## Your objective:
Under this task are some entries; return every one of them exactly.

[Records excerpted from a collection]
>>>>
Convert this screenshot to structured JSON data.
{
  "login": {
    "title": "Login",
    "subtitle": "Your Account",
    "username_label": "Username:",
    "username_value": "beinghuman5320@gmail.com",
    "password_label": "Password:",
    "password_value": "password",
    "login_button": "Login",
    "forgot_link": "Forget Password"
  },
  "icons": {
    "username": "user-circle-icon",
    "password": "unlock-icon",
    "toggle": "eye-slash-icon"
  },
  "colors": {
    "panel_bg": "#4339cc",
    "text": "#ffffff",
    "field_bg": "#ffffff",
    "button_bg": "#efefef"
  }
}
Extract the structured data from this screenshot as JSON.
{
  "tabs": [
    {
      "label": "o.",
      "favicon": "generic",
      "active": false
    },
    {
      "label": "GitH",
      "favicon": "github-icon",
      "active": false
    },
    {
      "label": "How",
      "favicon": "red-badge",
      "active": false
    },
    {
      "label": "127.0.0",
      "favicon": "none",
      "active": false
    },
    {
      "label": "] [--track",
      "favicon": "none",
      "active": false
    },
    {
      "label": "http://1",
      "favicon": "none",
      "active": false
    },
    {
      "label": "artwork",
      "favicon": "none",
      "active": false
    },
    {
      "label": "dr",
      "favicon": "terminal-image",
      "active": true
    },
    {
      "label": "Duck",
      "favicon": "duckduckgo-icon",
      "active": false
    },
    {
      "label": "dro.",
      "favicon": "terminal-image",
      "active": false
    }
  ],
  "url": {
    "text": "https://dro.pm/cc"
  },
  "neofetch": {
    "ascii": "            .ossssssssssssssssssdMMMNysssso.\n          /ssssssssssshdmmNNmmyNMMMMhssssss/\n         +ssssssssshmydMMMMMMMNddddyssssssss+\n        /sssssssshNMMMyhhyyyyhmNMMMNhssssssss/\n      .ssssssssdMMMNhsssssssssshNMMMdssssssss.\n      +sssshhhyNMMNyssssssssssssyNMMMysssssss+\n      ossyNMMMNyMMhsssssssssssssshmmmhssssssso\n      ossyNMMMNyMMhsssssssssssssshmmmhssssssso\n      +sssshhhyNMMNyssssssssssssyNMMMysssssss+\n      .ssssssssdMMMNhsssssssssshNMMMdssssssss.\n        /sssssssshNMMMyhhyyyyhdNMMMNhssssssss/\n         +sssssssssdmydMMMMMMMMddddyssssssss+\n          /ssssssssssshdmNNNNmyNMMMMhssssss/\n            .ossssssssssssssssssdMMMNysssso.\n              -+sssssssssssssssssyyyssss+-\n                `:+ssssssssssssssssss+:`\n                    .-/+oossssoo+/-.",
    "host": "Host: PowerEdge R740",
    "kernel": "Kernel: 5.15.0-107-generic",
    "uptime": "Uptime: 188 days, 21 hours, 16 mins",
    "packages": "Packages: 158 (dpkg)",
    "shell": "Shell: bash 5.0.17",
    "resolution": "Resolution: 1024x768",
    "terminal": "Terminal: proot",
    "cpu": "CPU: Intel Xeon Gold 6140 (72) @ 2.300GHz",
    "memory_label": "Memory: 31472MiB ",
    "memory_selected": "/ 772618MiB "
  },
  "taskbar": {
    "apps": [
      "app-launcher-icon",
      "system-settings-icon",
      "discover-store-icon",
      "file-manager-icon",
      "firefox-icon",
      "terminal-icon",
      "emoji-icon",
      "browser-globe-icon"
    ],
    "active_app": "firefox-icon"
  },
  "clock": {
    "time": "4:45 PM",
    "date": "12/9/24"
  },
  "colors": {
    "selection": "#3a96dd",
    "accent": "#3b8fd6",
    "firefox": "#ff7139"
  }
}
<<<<
## The completed task:
Convert this screenshot to structured JSON data.
{
  "login": {
    "title": "Login",
    "subtitle": "Your Account",
    "username_label": "Username:",
    "username_value": "beinghuman5320@gmail.com",
    "password_label": "Password:",
    "password_value": "password",
    "login_button": "Login",
    "forgot_link": "Forget Password"
  },
  "icons": {
    "username": "user-circle-icon",
    "password": "unlock-icon",
    "toggle": "eye-slash-icon"
  },
  "colors": {
    "panel_bg": "#4339cc",
    "text": "#ffffff",
    "field_bg": "#ffffff",
    "button_bg": "#efefef"
  }
}
Extract the structured data from this screenshot as JSON.
{
  "tabs": [
    {
      "label": "o.",
      "favicon": "generic",
      "active": false
    },
    {
      "label": "GitH",
      "favicon": "github-icon",
      "active": false
    },
    {
      "label": "How",
      "favicon": "red-badge",
      "active": false
    },
    {
      "label": "127.0.0",
      "favicon": "none",
      "active": false
    },
    {
      "label": "] [--track",
      "favicon": "none",
      "active": false
    },
    {
      "label": "http://1",
      "favicon": "none",
      "active": false
    },
    {
      "label": "artwork",
      "favicon": "none",
      "active": false
    },
    {
      "label": "dr",
      "favicon": "terminal-image",
      "active": true
    },
    {
      "label": "Duck",
      "favicon": "duckduckgo-icon",
      "active": false
    },
    {
      "label": "dro.",
      "favicon": "terminal-image",
      "active": false
    }
  ],
  "url": {
    "text": "https://dro.pm/cc"
  },
  "neofetch": {
    "ascii": "            .ossssssssssssssssssdMMMNysssso.\n          /ssssssssssshdmmNNmmyNMMMMhssssss/\n         +ssssssssshmydMMMMMMMNddddyssssssss+\n        /sssssssshNMMMyhhyyyyhmNMMMNhssssssss/\n      .ssssssssdMMMNhsssssssssshNMMMdssssssss.\n      +sssshhhyNMMNyssssssssssssyNMMMysssssss+\n      ossyNMMMNyMMhsssssssssssssshmmmhssssssso\n      ossyNMMMNyMMhsssssssssssssshmmmhssssssso\n      +sssshhhyNMMNyssssssssssssyNMMMysssssss+\n      .ssssssssdMMMNhsssssssssshNMMMdssssssss.\n        /sssssssshNMMMyhhyyyyhdNMMMNhssssssss/\n         +sssssssssdmydMMMMMMMMddddyssssssss+\n          /ssssssssssshdmNNNNmyNMMMMhssssss/\n            .ossssssssssssssssssdMMMNysssso.\n              -+sssssssssssssssssyyyssss+-\n                `:+ssssssssssssssssss+:`\n                    .-/+oossssoo+/-.",
    "host": "Host: PowerEdge R740",
    "kernel": "Kernel: 5.15.0-107-generic",
    "uptime": "Uptime: 188 days, 21 hours, 16 mins",
    "packages": "Packages: 158 (dpkg)",
    "shell": "Shell: bash 5.0.17",
    "resolution": "Resolution: 1024x768",
    "terminal": "Terminal: proot",
    "cpu": "CPU: Intel Xeon Gold 6140 (72) @ 2.300GHz",
    "memory_label": "Memory: 31472MiB ",
    "memory_selected": "/ 772618MiB "
  },
  "taskbar": {
    "apps": [
      "app-launcher-icon",
      "system-settings-icon",
      "discover-store-icon",
      "file-manager-icon",
      "firefox-icon",
      "terminal-icon",
      "emoji-icon",
      "browser-globe-icon"
    ],
    "active_app": "firefox-icon"
  },
  "clock": {
    "time": "4:45 PM",
    "date": "12/9/24"
  },
  "colors": {
    "selection": "#3a96dd",
    "accent": "#3b8fd6",
    "firefox": "#ff7139"
  }
}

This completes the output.